But why are they called “assassin bugs,” you ask? The nickname mirrors their behavior – these bugs deliver a merciless strike, akin to an assassin’s blade. Their deceptive, ambush-style attacks render them formidable foes in the insect world, and you have to admit – there’s something oddly badass about that.

The Armor and Arsenal

Assassin bugs don’t play around when it comes to their looks, and this park-found bug was no different. These insects are essentially dressed to kill, boasting an armor-plated exoskeleton that’s almost too cool for school. They come in an array of colors and patterns, making them not only efficient killers but also stylish ones.

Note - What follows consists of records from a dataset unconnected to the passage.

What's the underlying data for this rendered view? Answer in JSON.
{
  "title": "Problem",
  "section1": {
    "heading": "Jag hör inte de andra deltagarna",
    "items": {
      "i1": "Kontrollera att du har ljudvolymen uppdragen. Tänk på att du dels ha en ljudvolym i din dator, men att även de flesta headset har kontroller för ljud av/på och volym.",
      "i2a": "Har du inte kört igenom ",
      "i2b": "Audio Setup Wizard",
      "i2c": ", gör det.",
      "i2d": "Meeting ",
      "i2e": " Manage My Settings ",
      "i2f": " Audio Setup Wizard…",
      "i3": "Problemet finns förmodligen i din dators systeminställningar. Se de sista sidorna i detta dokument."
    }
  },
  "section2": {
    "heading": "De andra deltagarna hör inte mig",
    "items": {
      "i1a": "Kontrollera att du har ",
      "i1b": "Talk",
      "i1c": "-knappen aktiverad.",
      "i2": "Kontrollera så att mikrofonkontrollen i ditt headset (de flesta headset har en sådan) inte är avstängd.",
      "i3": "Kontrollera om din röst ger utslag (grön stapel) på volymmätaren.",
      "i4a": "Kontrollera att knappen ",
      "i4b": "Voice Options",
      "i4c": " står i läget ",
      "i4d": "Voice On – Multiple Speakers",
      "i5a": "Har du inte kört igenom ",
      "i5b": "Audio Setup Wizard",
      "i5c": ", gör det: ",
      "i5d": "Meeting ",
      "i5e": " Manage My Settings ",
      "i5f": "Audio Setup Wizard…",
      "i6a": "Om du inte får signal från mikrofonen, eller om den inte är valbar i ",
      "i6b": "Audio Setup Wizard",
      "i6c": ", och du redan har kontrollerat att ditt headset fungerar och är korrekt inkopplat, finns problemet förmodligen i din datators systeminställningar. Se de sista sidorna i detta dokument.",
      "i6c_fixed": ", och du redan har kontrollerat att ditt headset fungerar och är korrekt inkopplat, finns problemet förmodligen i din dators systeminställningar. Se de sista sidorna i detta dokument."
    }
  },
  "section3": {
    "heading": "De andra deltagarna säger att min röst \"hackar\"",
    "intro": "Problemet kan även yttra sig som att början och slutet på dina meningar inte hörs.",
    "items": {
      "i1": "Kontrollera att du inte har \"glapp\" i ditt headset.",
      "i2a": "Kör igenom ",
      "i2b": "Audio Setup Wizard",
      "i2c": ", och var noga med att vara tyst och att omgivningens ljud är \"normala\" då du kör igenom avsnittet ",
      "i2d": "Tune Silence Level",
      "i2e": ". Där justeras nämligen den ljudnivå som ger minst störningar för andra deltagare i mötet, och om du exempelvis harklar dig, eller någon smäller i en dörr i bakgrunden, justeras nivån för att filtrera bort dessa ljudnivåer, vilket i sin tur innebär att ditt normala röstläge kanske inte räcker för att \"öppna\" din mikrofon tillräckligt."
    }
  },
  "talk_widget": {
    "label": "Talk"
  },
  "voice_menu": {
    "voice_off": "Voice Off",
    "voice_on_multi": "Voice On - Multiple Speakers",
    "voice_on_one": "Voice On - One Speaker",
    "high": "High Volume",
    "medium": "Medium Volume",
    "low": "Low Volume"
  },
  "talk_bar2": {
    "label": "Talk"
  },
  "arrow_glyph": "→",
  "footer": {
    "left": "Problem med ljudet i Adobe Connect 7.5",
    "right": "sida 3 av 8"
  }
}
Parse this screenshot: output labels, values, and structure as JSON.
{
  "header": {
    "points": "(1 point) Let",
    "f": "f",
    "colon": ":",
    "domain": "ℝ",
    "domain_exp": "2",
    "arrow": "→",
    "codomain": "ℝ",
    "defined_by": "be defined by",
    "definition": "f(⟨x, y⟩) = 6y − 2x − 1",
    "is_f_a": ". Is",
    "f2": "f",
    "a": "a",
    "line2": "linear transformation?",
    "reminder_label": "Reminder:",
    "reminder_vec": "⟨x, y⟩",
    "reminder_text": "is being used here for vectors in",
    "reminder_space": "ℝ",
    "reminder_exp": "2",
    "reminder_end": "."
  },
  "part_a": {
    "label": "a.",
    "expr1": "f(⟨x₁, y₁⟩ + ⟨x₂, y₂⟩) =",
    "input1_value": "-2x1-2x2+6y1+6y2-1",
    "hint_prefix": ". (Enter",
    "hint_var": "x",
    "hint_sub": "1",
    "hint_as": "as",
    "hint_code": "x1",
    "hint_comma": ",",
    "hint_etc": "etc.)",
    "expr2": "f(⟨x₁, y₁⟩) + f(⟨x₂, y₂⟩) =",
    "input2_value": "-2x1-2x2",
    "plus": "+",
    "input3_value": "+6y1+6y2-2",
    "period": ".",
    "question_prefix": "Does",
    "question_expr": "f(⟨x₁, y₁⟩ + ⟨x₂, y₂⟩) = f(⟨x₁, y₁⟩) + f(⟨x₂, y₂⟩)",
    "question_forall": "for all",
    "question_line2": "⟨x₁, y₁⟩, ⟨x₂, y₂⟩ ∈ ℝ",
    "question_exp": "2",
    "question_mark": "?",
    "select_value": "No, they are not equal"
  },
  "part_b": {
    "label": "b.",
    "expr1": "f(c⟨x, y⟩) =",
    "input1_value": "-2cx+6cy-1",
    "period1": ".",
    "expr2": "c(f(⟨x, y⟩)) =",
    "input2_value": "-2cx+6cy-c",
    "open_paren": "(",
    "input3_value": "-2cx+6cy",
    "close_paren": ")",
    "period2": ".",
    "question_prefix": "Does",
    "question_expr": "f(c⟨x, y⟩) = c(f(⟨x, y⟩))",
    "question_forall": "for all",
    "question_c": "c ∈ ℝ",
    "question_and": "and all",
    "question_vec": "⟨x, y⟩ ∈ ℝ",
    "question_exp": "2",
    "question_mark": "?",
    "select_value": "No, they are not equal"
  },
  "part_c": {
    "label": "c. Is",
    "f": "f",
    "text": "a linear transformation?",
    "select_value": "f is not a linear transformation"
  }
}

One of the most fascinating things about assassin bugs is their weaponry; their proboscis not only serves as a deadly weapon but also as a multifunctional tool. Aside from stabbing prey and sucking out their innards (delicious, I know), this tool is capable of piercing human skin, causing a bite that’s remembered for its painful sting. Note to self: never get too cozy with one of these guys at a picnic.

The Ugly Side of the Cute Bug World

Sure, butterflies and ladybugs get all the good press, but the insect kingdom isn’t just a Disney movie. It’s a hardcore, ‘survival of the fittest’ arena where bugs like our little friend the assassin bug reign supreme. What I love about nature is its perfect balance – for every delicate flutter, there’s a precise and punctuating stab.

These bugs, much like nature’s tiny terminators, keep the circle of life spinning. They contribute mightily to pest control, reducing the population of harmful insects like mosquitoes and aphids. So, while they might be the stuff of nightmares for smaller insects, they’re actually doing us humans a bit of a favor.

So, Should You Worry?

Alright, alright – before I freak everyone out about cuddling up to a pack of miniature mercenaries at the park, let’s get some perspective. While assassin bug bites can be painful, they’re generally more interested in hunting down other insects than us. Plus, if you leave them alone, your chances of being bitten are about as slim as my chances of becoming an entomologist.

If you do have a run-in with an assassin bug and it decides to take a little nip at you, don’t panic. While it might sting (like a lot), it’s rarely serious. Just clean the bite area, slap on a bandage, and file this one under ‘cool stories to tell at parties.’

Final Thoughts from Your Nature-Trek Guide

The bug world is as brutal as it is beautiful, and spotting an assassin bug at your local park adds a layer of intrigue to even the most routine of nature walks. It’s a reminder that we share our world with countless fascinating creatures, each contributing to the ecosystem in their unique way. From the delicate artistry of a spider’s web to the martial prowess of the assassin bug, nature never ceases to enchant and surprise.

So, the next time you’re out and about, keep your eyes peeled for nature’s own little hitmen. Just remember – respect their space, and they’ll respect yours. Until our next wild encounter, stay curious, stay awestruck, and above all, stay bitten by the travel bug rather than the assassin kind!

Catch you later, reader! – Daniel